■ ABOUT THIS EXERCISE: Filtering the records below, copy only those lines that include the word "title".

:: DATA SHOWN ::

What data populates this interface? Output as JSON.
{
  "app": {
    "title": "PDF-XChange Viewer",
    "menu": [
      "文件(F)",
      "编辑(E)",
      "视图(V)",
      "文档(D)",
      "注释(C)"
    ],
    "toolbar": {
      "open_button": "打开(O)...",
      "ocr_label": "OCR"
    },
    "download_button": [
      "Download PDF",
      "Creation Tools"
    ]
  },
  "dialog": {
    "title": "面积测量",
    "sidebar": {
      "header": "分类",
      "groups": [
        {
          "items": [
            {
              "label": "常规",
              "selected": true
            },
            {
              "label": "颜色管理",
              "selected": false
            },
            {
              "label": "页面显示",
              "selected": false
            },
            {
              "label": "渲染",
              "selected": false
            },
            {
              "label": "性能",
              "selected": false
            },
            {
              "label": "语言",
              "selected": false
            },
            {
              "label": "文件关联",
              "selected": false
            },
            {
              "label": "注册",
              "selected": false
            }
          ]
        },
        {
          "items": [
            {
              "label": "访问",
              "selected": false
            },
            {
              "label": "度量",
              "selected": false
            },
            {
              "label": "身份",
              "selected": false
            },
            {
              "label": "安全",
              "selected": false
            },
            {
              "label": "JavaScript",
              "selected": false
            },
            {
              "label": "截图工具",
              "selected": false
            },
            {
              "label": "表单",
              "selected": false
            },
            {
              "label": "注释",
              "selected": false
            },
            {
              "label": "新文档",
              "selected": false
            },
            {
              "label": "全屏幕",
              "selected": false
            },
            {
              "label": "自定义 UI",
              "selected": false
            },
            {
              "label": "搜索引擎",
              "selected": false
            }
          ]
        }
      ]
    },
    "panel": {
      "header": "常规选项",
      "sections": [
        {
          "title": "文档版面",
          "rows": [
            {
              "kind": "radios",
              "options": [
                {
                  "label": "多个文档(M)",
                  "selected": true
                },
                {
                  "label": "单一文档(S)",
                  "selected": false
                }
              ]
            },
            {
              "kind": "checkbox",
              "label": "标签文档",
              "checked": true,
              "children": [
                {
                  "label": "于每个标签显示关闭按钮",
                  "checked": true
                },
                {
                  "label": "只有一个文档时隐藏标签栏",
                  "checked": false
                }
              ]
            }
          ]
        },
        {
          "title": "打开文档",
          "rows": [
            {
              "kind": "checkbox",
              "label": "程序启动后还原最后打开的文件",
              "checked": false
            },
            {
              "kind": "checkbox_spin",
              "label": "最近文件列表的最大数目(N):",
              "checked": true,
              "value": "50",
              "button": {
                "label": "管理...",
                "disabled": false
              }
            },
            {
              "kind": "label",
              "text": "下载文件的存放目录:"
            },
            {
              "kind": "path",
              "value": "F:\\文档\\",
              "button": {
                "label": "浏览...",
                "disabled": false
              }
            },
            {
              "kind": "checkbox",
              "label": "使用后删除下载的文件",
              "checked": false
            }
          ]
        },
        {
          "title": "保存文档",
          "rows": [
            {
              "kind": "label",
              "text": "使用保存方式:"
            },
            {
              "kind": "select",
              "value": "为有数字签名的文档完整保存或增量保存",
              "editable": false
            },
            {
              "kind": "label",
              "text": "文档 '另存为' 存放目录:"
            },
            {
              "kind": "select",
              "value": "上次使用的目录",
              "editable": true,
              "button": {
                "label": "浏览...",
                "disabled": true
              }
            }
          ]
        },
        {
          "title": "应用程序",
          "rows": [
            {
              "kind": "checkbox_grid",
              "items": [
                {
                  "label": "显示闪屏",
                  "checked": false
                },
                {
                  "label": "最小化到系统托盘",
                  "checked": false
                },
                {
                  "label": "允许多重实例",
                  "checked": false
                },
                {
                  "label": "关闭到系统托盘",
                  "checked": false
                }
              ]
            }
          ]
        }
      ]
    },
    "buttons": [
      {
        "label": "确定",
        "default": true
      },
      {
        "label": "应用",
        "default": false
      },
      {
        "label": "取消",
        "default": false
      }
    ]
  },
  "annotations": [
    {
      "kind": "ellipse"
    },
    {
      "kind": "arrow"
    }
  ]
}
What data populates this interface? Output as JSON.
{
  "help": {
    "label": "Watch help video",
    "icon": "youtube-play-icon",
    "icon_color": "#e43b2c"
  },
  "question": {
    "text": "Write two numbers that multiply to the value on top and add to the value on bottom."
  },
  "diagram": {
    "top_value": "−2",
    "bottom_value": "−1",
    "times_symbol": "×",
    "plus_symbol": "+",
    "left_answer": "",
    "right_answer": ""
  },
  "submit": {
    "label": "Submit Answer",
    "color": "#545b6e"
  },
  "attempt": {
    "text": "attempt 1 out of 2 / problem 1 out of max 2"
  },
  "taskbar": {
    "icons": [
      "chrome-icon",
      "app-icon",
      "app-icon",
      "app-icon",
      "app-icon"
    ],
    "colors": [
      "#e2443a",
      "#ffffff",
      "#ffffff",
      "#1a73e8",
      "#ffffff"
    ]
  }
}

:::

■ SOLUTION FOR THIS PROBLEM:
    "title": "PDF-XChange Viewer",
    "title": "面积测量",
          "title": "文档版面",
          "title": "打开文档",
          "title": "保存文档",
          "title": "应用程序",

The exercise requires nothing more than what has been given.